Most of the time, I run in the afternoon, just before the sunset. I am a night person and I am much productive when I work late so it is difficult for me to wake up early. Earlier today, when it was time for me to change into my running attire, I noticed the heaviness in my body. My arms were heavy, my legs were like lead and I did not feel like running at all. Picturing the route I intended to run, I dreaded the hills, did not look forward to inhaling the smoke coming from vehicles, and worried about it getting dark already.
If I felt this way last month when I had not yet started to train regularly, I would probably had given in to my body’s demands and stayed at home. I would have a lot of excuses: I only had a couple of hours sleep the night before, it was already too dark, I had just eaten, I was too sleepy, ad infinitum, ad nauseam.
What is wonderful about running regularly however, is that after a few weeks, you develop an “addiction” to running. When that sets in, it would no longer be a question of “will I run or not?” but “how long should I run?”
I like what John Bingham said, in his “No Need for Speed” column in Runner’s World:
I’m not sure exactly when liking to run became longing to run, when wanting to run became needing to run.
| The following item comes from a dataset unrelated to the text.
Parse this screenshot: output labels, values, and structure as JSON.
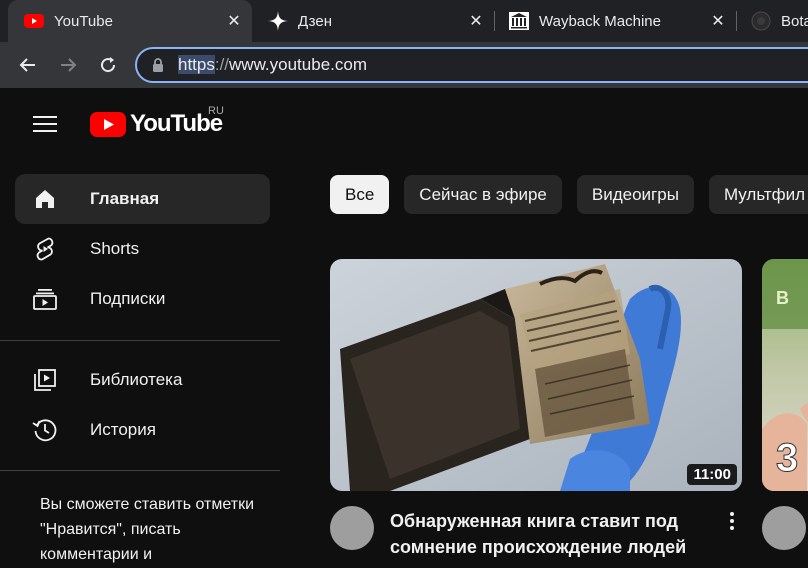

I only know that, as there once were roads that had to be ridden, there are now roads and trails and courses that must be run. There are miles and moments and memories that only converge when the shoe strikes the ground. And, in that white-hot instant, the world makes sense.
There will always be bad days and good days, and days that I will feel tired or energized. However, whether or not I feel like lacing on my New Balance and going out the door is immaterial. I have to keep on running.